Western ACW Books

The Battle of Chickamauga was a crushing defeat for William Starke Rosecrans and his Army of the Cunmberland. At the same time, it was also an unfulfilled victory for Bragg and his Confederate Army of Tennessee (including two divisions of Longstreet's Corps from the Army of Northern Virginia). From the Union Cavalry's delaying actions at Alexander's Bridge, to the vicious and confused fighting in the forests on Day 1, and finally to Thomas' heroic last stand on Horseshoe Ridge, Chickamauga had a ton of drama. You had Wood's Division pulling out of the Union line and opening a gap right where Longstreet's veterans were poised to strike. There was Rosecrans fleeing the battle and losing his reputation while "Pap" Thomas stood firm. And finally and most unfortunately for the Confederate cause there were Bragg's subordinates urging him to push forward after the fight and complete an overwhelming victory, while the comander himself dawdled and eventually lost a golden opportunity.


This Terrible Sound: The Battle of Chickamauga


Peter Cozzens
Peter Cozzens is one of my favorite western authors. I consider this to be the definitive work on the battle of Chickamauga. There are many, many detailed maps. Typically every single regiment is depicted when known. I hadn't really read much literature coming in when I picked up this book to read it the first time. After I had finished, I felt like I had a very good grasp of what had happened on the banks of Chickamauga Creek. 675 pp., 25 maps

Chickamauga 1863: The River of Death

James R. Arnold

This is the same James Arnold who wrote the best one-volume work on Vicksburg I have ever read. Mr. Arnold is a solid writer, and he brings a lot to your typical Osprey "Classic Battles" volume.
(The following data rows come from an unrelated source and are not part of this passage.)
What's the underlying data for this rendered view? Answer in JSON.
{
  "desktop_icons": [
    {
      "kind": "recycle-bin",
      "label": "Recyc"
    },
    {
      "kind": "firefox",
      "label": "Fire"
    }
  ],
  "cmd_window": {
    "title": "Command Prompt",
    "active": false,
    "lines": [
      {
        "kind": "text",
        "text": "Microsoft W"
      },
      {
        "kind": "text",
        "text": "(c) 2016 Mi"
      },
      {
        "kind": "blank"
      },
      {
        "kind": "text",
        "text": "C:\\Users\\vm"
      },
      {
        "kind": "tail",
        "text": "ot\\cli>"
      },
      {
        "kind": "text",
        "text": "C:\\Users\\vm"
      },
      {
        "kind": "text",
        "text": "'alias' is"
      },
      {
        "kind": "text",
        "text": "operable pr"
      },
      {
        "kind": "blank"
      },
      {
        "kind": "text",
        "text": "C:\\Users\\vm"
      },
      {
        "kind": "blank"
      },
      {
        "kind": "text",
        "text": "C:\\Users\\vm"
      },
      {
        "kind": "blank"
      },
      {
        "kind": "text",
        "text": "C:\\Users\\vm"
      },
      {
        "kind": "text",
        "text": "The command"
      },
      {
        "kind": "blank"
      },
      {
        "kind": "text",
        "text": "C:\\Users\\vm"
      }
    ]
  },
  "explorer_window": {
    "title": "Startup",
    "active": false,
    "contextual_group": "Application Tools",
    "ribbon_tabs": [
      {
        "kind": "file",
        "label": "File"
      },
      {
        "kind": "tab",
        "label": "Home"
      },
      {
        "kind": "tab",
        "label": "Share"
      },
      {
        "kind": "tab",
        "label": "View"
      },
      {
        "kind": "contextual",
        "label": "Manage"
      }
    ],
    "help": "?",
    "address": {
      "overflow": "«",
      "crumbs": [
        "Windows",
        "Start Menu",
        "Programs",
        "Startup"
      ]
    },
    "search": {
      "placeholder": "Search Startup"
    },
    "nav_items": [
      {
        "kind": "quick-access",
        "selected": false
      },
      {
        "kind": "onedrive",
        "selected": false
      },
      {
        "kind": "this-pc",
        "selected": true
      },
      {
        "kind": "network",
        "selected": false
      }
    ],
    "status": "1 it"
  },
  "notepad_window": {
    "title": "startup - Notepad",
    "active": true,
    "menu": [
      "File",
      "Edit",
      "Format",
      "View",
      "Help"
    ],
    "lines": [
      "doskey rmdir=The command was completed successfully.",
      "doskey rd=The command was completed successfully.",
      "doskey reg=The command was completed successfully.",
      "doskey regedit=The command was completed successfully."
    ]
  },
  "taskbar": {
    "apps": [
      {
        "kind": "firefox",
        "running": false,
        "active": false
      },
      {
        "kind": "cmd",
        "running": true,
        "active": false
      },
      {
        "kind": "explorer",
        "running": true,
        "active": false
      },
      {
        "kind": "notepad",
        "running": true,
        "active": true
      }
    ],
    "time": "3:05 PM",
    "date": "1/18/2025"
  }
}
The colorful maps are again present, along with complete OOB's and my favorite, the "Wargaming Chickamauga" section at the back. 96 pp., 10 maps

Chickamauga & Chattanooga: Battles for the Confederate Heartland (Civil War Regiments, Volume Seven, Number 1)

Various Authors
This is another of Savas' fine "Civil War Regiments" journals. As usual, it is in essay format, and the essays are very good. The sole Brigade of U.S. Regulars out west get their due, as do the 2nd Georgia Battalion of Sharpshooters. The Battles of Miisionary Ridge and Tunnel Hill are also examined in detail. NOTE: I've included this book in the Chattanooga section also. 184 pp., 11 maps